▸ Try it: An exact copy of all records is expected, minus the images.

(Entries from a dataset of interfaces)
* * * * *
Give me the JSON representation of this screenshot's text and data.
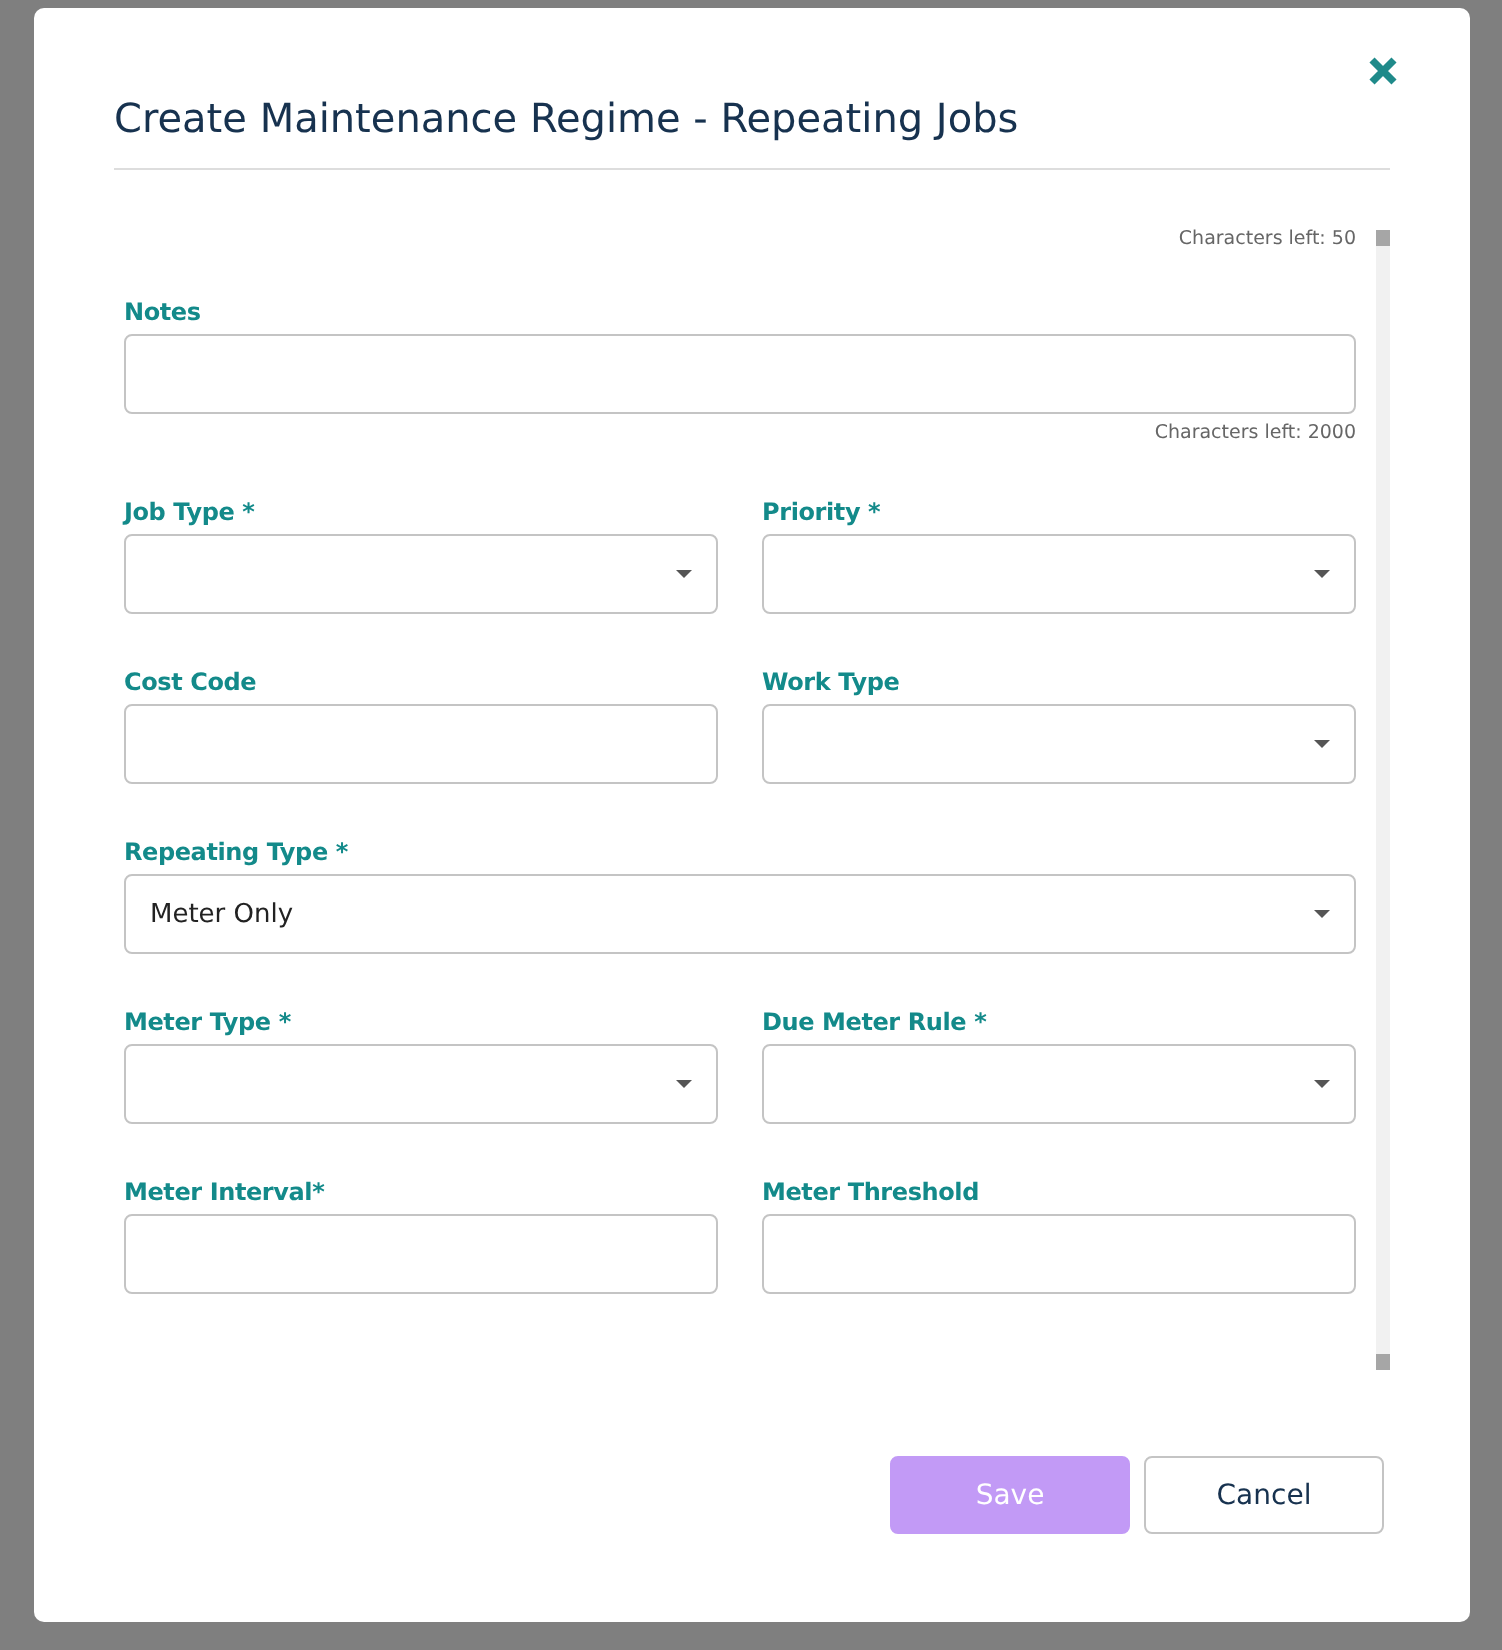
{
  "dialog": {
    "title": "Create Maintenance Regime - Repeating Jobs",
    "top_counter": "Characters left: 50",
    "rows": [
      {
        "fields": [
          {
            "label": "Notes",
            "kind": "text",
            "counter": "Characters left: 2000"
          }
        ]
      },
      {
        "fields": [
          {
            "label": "Job Type *",
            "kind": "select"
          },
          {
            "label": "Priority *",
            "kind": "select"
          }
        ]
      },
      {
        "fields": [
          {
            "label": "Cost Code",
            "kind": "text"
          },
          {
            "label": "Work Type",
            "kind": "select"
          }
        ]
      },
      {
        "fields": [
          {
            "label": "Repeating Type *",
            "kind": "select",
            "value": "Meter Only"
          }
        ]
      },
      {
        "fields": [
          {
            "label": "Meter Type *",
            "kind": "select"
          },
          {
            "label": "Due Meter Rule *",
            "kind": "select"
          }
        ]
      },
      {
        "fields": [
          {
            "label": "Meter Interval*",
            "kind": "text"
          },
          {
            "label": "Meter Threshold",
            "kind": "text"
          }
        ]
      }
    ],
    "buttons": [
      {
        "label": "Save",
        "kind": "primary",
        "disabled": true
      },
      {
        "label": "Cancel",
        "kind": "secondary",
        "disabled": false
      }
    ]
  }
}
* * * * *
▸ Output for this exercise:
Give me the JSON representation of this screenshot's text and data.
{
  "dialog": {
    "title": "Create Maintenance Regime - Repeating Jobs",
    "top_counter": "Characters left: 50",
    "rows": [
      {
        "fields": [
          {
            "label": "Notes",
            "kind": "text",
            "counter": "Characters left: 2000"
          }
        ]
      },
      {
        "fields": [
          {
            "label": "Job Type *",
            "kind": "select"
          },
          {
            "label": "Priority *",
            "kind": "select"
          }
        ]
      },
      {
        "fields": [
          {
            "label": "Cost Code",
            "kind": "text"
          },
          {
            "label": "Work Type",
            "kind": "select"
          }
        ]
      },
      {
        "fields": [
          {
            "label": "Repeating Type *",
            "kind": "select",
            "value": "Meter Only"
          }
        ]
      },
      {
        "fields": [
          {
            "label": "Meter Type *",
            "kind": "select"
          },
          {
            "label": "Due Meter Rule *",
            "kind": "select"
          }
        ]
      },
      {
        "fields": [
          {
            "label": "Meter Interval*",
            "kind": "text"
          },
          {
            "label": "Meter Threshold",
            "kind": "text"
          }
        ]
      }
    ],
    "buttons": [
      {
        "label": "Save",
        "kind": "primary",
        "disabled": true
      },
      {
        "label": "Cancel",
        "kind": "secondary",
        "disabled": false
      }
    ]
  }
}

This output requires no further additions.